SSB4 Icon.png
SSBU Icon.png

Kara Canceling

From SmashWiki, the Super Smash Bros. wiki
Jump to navigationJump to search
Ryu Late Kara canceling down smash into Shoryuken
Merge.png It has been suggested that this article or section be merged with Special move canceling.
The reason given for the merge is: Kara canceling is a subset of special move canceling in general.. (Discuss)

Kara Canceling is an advanced technique introduced in Super Smash Bros. 4 and Super Smash Bros. Ultimate. It is exclusive to Ryu, Ken, and Terry. In the case of Ryu and Ken, it allows the user to cancel the start-up frames of one of several normal attacks, aerials, and down smash (in Ultimate) into a command-input move. In Terry's case, he has Kara Canceling in a more limited form, only capable of canceling his first jab, forward tilt, up tilt, down tilt, as well as his neutral, up, and down aerials.

How To Perform[edit]

Kara Canceling is performed by first performing certain attacks and then inputting a command-input move. The input window is small, being only the first 3 frames after starting a move (effectively a 4 frame window counting the initial attack). The small window can make it difficult to perform as multiple inputs are needed to use a command-input. The directional input for the initial move can carry over to the inputs for the command-input move, for example Ryu/Ken can use the down input from a down tilt as the down input for a Hadoken (↓ ↘ → or ↓ →), saving a frame for an input and thus making these types of Kara Cancels easier.

A variant of this technique with its own activation method was introduced in version 7.0.0, exclusively for Ryu and Ken. Known as the Late Kara Cancel, it can be performed by first activating down smash, then, in the first 5 frames of the animation, performing a command-input move. If done correctly, the down smash animation will be canceled into the special move even if the move does not hit anything. This can be used as a mixup option for adding range to attacks to surprise the opponent. Specifically with Tatsumaki Senpukyaku, Ryu and Ken can have a large boost of speed near the start of the move and cover noticeably more distance than normal, as a result. In the case of Ryu, Tatsumaki Senpukyaku is a kill move, making this an effective burst option in certain situations. It occurs due to momentum changes during the animation of down smash, which then get cancelled into a special move, and the momentum of both are combined.
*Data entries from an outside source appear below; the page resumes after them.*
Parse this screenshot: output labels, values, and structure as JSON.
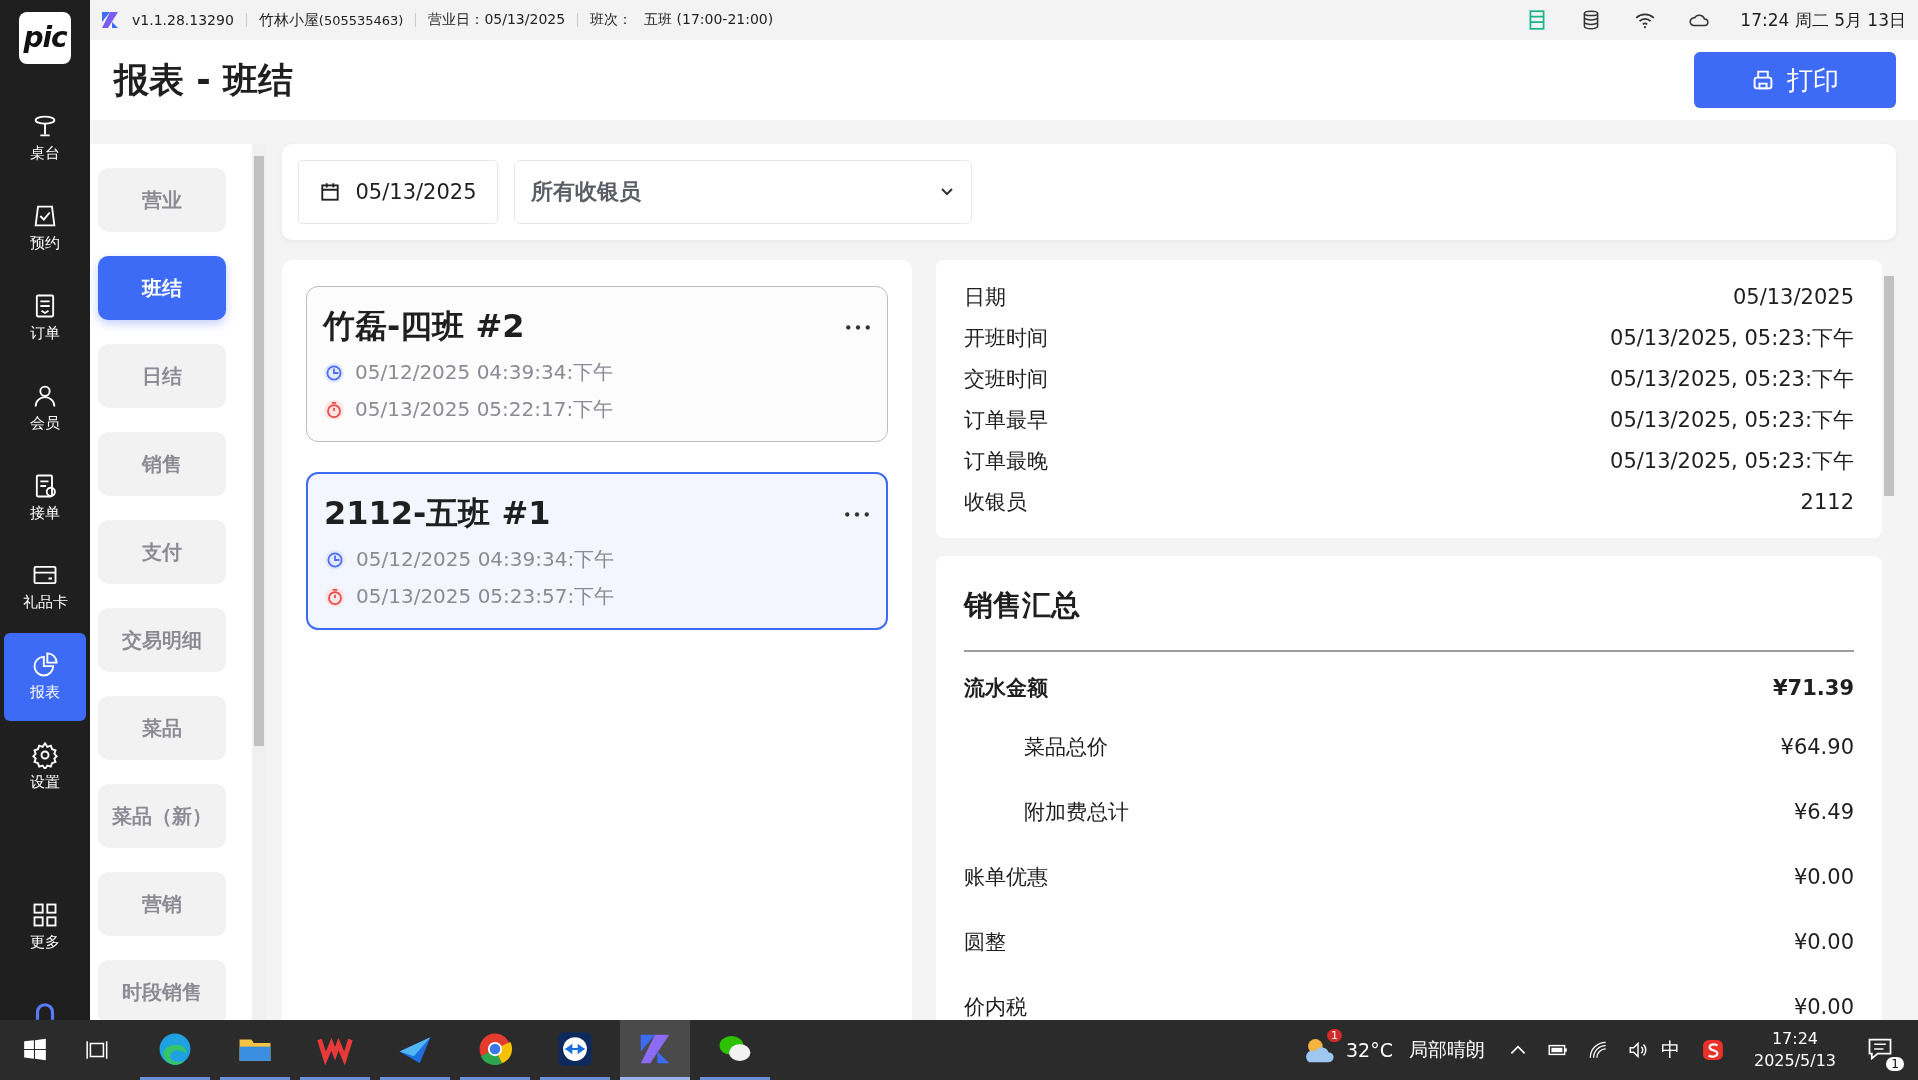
{
  "status_bar": {
    "version": "v1.1.28.13290",
    "store": "竹林小屋",
    "store_id": "(505535463)",
    "business_day": "营业日：05/13/2025",
    "shift_label": "班次：",
    "shift": "五班 (17:00-21:00)",
    "clock": "17:24 周二 5月 13日"
  },
  "logo": "pic",
  "nav": [
    {
      "label": "桌台",
      "kind": "table",
      "selected": false
    },
    {
      "label": "预约",
      "kind": "reserve",
      "selected": false
    },
    {
      "label": "订单",
      "kind": "order",
      "selected": false
    },
    {
      "label": "会员",
      "kind": "member",
      "selected": false
    },
    {
      "label": "接单",
      "kind": "accept",
      "selected": false
    },
    {
      "label": "礼品卡",
      "kind": "card",
      "selected": false
    },
    {
      "label": "报表",
      "kind": "report",
      "selected": true
    },
    {
      "label": "设置",
      "kind": "settings",
      "selected": false
    },
    {
      "label": "更多",
      "kind": "more",
      "selected": false
    }
  ],
  "page_title": "报表 - 班结",
  "print_button": "打印",
  "report_tabs": [
    {
      "label": "营业",
      "selected": false
    },
    {
      "label": "班结",
      "selected": true
    },
    {
      "label": "日结",
      "selected": false
    },
    {
      "label": "销售",
      "selected": false
    },
    {
      "label": "支付",
      "selected": false
    },
    {
      "label": "交易明细",
      "selected": false
    },
    {
      "label": "菜品",
      "selected": false
    },
    {
      "label": "菜品（新）",
      "selected": false
    },
    {
      "label": "营销",
      "selected": false
    },
    {
      "label": "时段销售",
      "selected": false
    }
  ],
  "filters": {
    "date": "05/13/2025",
    "cashier": "所有收银员"
  },
  "shifts": [
    {
      "title": "竹磊-四班 #2",
      "start": "05/12/2025 04:39:34:下午",
      "end": "05/13/2025 05:22:17:下午",
      "selected": false
    },
    {
      "title": "2112-五班 #1",
      "start": "05/12/2025 04:39:34:下午",
      "end": "05/13/2025 05:23:57:下午",
      "selected": true
    }
  ],
  "details": [
    {
      "label": "日期",
      "value": "05/13/2025"
    },
    {
      "label": "开班时间",
      "value": "05/13/2025, 05:23:下午"
    },
    {
      "label": "交班时间",
      "value": "05/13/2025, 05:23:下午"
    },
    {
      "label": "订单最早",
      "value": "05/13/2025, 05:23:下午"
    },
    {
      "label": "订单最晚",
      "value": "05/13/2025, 05:23:下午"
    },
    {
      "label": "收银员",
      "value": "2112"
    }
  ],
  "sales_summary": {
    "title": "销售汇总",
    "rows": [
      {
        "label": "流水金额",
        "value": "¥71.39",
        "kind": "total"
      },
      {
        "label": "菜品总价",
        "value": "¥64.90",
        "kind": "sub"
      },
      {
        "label": "附加费总计",
        "value": "¥6.49",
        "kind": "sub"
      },
      {
        "label": "账单优惠",
        "value": "¥0.00",
        "kind": "item"
      },
      {
        "label": "圆整",
        "value": "¥0.00",
        "kind": "item"
      },
      {
        "label": "价内税",
        "value": "¥0.00",
        "kind": "item"
      }
    ]
  },
  "taskbar": {
    "apps": [
      {
        "kind": "edge",
        "selected": false
      },
      {
        "kind": "folder",
        "selected": false
      },
      {
        "kind": "wps",
        "selected": false
      },
      {
        "kind": "mail",
        "selected": false
      },
      {
        "kind": "chrome",
        "selected": false
      },
      {
        "kind": "remote",
        "selected": false
      },
      {
        "kind": "pos",
        "selected": true
      },
      {
        "kind": "chat",
        "selected": false
      }
    ],
    "weather_badge": "1",
    "weather": "32°C",
    "weather_text": "局部晴朗",
    "ime": "中",
    "time": "17:24",
    "date": "2025/5/13",
    "notifications": "1"
  }
}
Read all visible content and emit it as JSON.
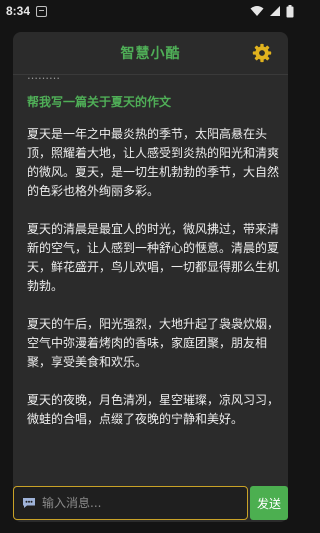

The Kara Cancel can be traced back to the 1991 arcade fighting game Street Fighter II: The World Warrior. After receiving complaints that the input window for all attacks, but especially special moves in the first Street Fighter game was too strict, Capcom decided to give players the ability to cancel a move within the first 5 frames of activation, likely as a buffer for players that press the button to perform a special move too early. This made inputs much easier to perform, but caused an unintended side effect where players could cancel the startup of specific moves into special moves. This is due to the input window overlapping with the attack animation and special moves being prioritized over all other animations. This oversight is often recognized as creating the first instance of modern combos in fighting games, as the ability to cancel animations and hit opponents before they exit hitstun was not an intentional mechanic during development.

Kara Canceling was especially notable in the 1997 game Street Fighter III: The New Generation, as well as the rest of the Street Fighter III series, with the ability to cancel many normals into a grab, called a Kara Throw, allowing throws to have much more range than intended.

The glitch was well received by fans and became an integral part of competitive play. Capcom decided to keep Kara Canceling for future Street Fighter releases by making it an official game mechanic, and even made balance changes with Kara Canceling in mind, such as Ken and Sagat in the Street Fighter IV series.